:: Dataset entries ::

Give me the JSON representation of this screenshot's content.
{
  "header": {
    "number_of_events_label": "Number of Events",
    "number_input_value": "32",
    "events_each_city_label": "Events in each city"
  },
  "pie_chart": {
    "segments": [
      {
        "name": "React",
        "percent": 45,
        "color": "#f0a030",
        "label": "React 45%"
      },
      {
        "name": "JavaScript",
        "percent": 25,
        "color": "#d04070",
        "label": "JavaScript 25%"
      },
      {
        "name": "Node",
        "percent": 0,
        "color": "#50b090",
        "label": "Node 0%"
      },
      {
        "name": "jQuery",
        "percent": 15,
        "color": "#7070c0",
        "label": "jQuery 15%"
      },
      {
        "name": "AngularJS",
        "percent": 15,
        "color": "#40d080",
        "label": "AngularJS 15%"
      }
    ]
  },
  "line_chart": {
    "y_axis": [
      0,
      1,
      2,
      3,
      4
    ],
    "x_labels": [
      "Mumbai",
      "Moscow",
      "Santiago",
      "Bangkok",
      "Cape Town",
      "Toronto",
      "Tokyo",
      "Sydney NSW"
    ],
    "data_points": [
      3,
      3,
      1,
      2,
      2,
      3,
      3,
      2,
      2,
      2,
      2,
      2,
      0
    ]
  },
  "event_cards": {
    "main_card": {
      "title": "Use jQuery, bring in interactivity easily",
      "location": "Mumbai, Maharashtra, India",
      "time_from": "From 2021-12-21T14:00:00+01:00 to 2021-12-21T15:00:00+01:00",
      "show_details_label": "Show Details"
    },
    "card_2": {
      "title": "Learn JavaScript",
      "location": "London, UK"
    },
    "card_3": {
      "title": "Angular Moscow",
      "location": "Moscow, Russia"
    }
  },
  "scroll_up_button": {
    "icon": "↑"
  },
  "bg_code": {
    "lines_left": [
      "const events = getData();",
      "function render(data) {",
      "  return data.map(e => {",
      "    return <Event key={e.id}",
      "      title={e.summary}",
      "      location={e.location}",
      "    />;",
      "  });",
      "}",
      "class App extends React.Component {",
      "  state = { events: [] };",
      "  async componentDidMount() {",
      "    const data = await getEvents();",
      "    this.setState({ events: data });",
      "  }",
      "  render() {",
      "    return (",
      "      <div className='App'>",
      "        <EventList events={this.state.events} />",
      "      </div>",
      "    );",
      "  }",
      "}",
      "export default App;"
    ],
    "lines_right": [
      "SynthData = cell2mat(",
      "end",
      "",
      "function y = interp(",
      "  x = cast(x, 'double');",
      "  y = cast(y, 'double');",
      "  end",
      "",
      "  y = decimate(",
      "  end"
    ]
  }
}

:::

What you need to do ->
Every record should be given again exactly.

Exercise solution ->
Give me the JSON representation of this screenshot's content.
{
  "header": {
    "number_of_events_label": "Number of Events",
    "number_input_value": "32",
    "events_each_city_label": "Events in each city"
  },
  "pie_chart": {
    "segments": [
      {
        "name": "React",
        "percent": 45,
        "color": "#f0a030",
        "label": "React 45%"
      },
      {
        "name": "JavaScript",
        "percent": 25,
        "color": "#d04070",
        "label": "JavaScript 25%"
      },
      {
        "name": "Node",
        "percent": 0,
        "color": "#50b090",
        "label": "Node 0%"
      },
      {
        "name": "jQuery",
        "percent": 15,
        "color": "#7070c0",
        "label": "jQuery 15%"
      },
      {
        "name": "AngularJS",
        "percent": 15,
        "color": "#40d080",
        "label": "AngularJS 15%"
      }
    ]
  },
  "line_chart": {
    "y_axis": [
      0,
      1,
      2,
      3,
      4
    ],
    "x_labels": [
      "Mumbai",
      "Moscow",
      "Santiago",
      "Bangkok",
      "Cape Town",
      "Toronto",
      "Tokyo",
      "Sydney NSW"
    ],
    "data_points": [
      3,
      3,
      1,
      2,
      2,
      3,
      3,
      2,
      2,
      2,
      2,
      2,
      0
    ]
  },
  "event_cards": {
    "main_card": {
      "title": "Use jQuery, bring in interactivity easily",
      "location": "Mumbai, Maharashtra, India",
      "time_from": "From 2021-12-21T14:00:00+01:00 to 2021-12-21T15:00:00+01:00",
      "show_details_label": "Show Details"
    },
    "card_2": {
      "title": "Learn JavaScript",
      "location": "London, UK"
    },
    "card_3": {
      "title": "Angular Moscow",
      "location": "Moscow, Russia"
    }
  },
  "scroll_up_button": {
    "icon": "↑"
  },
  "bg_code": {
    "lines_left": [
      "const events = getData();",
      "function render(data) {",
      "  return data.map(e => {",
      "    return <Event key={e.id}",
      "      title={e.summary}",
      "      location={e.location}",
      "    />;",
      "  });",
      "}",
      "class App extends React.Component {",
      "  state = { events: [] };",
      "  async componentDidMount() {",
      "    const data = await getEvents();",
      "    this.setState({ events: data });",
      "  }",
      "  render() {",
      "    return (",
      "      <div className='App'>",
      "        <EventList events={this.state.events} />",
      "      </div>",
      "    );",
      "  }",
      "}",
      "export default App;"
    ],
    "lines_right": [
      "SynthData = cell2mat(",
      "end",
      "",
      "function y = interp(",
      "  x = cast(x, 'double');",
      "  y = cast(y, 'double');",
      "  end",
      "",
      "  y = decimate(",
      "  end"
    ]
  }
}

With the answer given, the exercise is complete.